**What is needed**
The output should be every line below that includes the word "affected".

**Data listing**
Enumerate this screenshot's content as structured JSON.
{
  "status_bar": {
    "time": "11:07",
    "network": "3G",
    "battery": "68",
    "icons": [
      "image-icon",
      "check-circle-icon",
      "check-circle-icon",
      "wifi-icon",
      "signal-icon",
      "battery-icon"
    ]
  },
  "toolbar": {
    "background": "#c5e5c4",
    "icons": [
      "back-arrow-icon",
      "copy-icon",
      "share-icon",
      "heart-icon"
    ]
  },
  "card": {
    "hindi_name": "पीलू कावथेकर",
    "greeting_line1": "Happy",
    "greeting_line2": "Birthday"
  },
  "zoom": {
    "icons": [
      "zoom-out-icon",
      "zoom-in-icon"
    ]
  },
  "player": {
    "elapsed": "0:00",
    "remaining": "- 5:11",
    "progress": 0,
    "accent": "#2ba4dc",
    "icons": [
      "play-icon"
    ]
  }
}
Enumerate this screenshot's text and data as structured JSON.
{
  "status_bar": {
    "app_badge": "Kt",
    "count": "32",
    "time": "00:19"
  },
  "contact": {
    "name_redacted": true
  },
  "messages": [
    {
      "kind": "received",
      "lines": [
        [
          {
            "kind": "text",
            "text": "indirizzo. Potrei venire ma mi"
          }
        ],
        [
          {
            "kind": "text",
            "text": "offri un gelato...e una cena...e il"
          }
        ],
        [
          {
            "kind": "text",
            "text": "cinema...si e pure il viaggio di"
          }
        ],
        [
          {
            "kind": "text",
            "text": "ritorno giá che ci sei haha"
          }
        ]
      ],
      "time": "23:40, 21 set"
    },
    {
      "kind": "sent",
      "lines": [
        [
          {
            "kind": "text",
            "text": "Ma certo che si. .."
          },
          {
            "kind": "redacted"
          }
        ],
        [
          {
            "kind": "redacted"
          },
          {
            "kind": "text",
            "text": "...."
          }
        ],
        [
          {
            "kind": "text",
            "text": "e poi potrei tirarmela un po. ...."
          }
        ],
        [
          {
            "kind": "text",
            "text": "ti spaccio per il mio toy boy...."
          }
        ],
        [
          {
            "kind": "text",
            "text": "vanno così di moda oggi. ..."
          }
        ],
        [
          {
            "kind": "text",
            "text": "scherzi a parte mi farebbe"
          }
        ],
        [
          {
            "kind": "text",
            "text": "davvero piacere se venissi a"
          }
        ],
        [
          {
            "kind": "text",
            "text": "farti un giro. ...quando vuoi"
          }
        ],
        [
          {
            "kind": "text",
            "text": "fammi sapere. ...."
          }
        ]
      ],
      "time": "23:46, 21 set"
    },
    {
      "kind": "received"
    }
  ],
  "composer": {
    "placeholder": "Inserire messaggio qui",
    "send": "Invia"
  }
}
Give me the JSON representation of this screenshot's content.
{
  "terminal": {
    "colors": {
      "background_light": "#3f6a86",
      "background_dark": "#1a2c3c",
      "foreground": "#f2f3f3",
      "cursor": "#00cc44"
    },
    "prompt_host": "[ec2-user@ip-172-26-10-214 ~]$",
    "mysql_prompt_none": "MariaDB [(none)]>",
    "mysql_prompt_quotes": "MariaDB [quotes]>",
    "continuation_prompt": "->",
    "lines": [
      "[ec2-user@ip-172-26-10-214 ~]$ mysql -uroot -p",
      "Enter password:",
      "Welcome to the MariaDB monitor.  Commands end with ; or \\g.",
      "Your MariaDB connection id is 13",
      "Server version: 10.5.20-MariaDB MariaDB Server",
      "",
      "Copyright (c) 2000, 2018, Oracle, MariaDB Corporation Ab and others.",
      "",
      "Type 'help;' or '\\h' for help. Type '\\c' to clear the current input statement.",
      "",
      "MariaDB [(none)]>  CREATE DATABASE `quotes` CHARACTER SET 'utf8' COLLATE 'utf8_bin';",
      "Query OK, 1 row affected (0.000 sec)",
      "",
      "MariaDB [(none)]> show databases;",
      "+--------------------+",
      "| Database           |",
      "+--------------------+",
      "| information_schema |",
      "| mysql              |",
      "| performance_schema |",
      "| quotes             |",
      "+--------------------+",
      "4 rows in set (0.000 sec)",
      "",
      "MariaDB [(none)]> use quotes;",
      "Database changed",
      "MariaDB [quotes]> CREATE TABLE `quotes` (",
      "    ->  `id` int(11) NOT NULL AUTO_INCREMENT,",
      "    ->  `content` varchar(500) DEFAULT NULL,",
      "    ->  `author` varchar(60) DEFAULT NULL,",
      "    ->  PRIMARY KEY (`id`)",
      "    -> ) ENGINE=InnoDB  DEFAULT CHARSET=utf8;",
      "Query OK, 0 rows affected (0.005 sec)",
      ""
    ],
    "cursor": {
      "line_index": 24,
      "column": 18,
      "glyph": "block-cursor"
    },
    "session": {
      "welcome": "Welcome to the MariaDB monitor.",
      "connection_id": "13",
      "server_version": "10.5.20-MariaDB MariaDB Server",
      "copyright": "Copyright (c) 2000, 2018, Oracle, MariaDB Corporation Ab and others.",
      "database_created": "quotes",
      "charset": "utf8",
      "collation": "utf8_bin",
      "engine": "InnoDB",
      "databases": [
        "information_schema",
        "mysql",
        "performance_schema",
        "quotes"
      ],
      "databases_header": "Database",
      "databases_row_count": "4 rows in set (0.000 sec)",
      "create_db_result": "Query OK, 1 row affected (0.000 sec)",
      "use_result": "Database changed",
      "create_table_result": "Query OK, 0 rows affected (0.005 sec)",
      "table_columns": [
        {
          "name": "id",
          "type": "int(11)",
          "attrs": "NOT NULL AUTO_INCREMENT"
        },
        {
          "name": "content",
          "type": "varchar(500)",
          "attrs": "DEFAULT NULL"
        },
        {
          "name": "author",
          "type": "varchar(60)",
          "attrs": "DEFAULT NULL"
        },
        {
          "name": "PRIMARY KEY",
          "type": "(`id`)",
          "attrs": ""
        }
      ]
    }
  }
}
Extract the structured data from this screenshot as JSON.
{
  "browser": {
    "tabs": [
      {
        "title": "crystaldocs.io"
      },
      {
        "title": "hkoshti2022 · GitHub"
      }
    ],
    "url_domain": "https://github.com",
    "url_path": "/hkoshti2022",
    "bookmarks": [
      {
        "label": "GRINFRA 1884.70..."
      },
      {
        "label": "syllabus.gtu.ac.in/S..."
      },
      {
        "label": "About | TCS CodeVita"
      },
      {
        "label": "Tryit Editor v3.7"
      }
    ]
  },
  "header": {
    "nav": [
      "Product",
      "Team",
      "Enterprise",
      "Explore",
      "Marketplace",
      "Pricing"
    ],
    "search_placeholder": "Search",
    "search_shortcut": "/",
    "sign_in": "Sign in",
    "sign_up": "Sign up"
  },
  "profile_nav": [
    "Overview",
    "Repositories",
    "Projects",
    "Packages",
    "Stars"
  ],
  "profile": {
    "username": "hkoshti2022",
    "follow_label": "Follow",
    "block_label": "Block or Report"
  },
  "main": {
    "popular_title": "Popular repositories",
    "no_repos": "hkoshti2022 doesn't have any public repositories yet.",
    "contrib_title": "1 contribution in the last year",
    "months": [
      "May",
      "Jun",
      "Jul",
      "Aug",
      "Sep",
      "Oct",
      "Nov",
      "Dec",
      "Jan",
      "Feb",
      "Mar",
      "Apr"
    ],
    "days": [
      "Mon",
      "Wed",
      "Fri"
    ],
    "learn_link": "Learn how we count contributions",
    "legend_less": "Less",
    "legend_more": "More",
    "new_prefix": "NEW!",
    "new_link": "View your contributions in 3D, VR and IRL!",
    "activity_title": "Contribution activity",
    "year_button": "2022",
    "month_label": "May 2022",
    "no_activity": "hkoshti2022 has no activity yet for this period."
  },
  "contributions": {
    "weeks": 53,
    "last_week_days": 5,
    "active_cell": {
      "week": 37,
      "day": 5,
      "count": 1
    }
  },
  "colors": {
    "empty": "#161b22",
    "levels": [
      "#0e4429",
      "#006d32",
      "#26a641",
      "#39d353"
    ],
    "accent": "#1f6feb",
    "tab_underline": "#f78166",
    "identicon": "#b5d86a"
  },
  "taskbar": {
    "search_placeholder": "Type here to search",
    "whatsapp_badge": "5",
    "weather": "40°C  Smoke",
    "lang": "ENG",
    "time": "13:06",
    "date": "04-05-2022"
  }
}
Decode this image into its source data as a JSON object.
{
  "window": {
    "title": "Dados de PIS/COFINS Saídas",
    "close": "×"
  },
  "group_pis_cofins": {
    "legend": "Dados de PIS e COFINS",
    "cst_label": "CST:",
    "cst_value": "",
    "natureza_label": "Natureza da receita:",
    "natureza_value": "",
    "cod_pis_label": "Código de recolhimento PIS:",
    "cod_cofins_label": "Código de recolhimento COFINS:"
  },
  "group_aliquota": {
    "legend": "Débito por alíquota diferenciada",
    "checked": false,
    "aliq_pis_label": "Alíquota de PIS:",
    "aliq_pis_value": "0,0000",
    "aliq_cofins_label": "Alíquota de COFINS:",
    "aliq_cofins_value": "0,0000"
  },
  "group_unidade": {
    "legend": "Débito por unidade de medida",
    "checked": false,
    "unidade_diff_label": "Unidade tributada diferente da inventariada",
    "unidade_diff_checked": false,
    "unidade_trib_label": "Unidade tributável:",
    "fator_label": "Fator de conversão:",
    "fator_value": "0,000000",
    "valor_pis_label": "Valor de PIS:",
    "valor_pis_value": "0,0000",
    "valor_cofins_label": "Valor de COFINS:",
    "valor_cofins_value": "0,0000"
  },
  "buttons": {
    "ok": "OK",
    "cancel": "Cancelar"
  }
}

**Exercise output**
      "Query OK, 1 row affected (0.000 sec)",
      "Query OK, 0 rows affected (0.005 sec)",
      "create_db_result": "Query OK, 1 row affected (0.000 sec)",
      "create_table_result": "Query OK, 0 rows affected (0.005 sec)",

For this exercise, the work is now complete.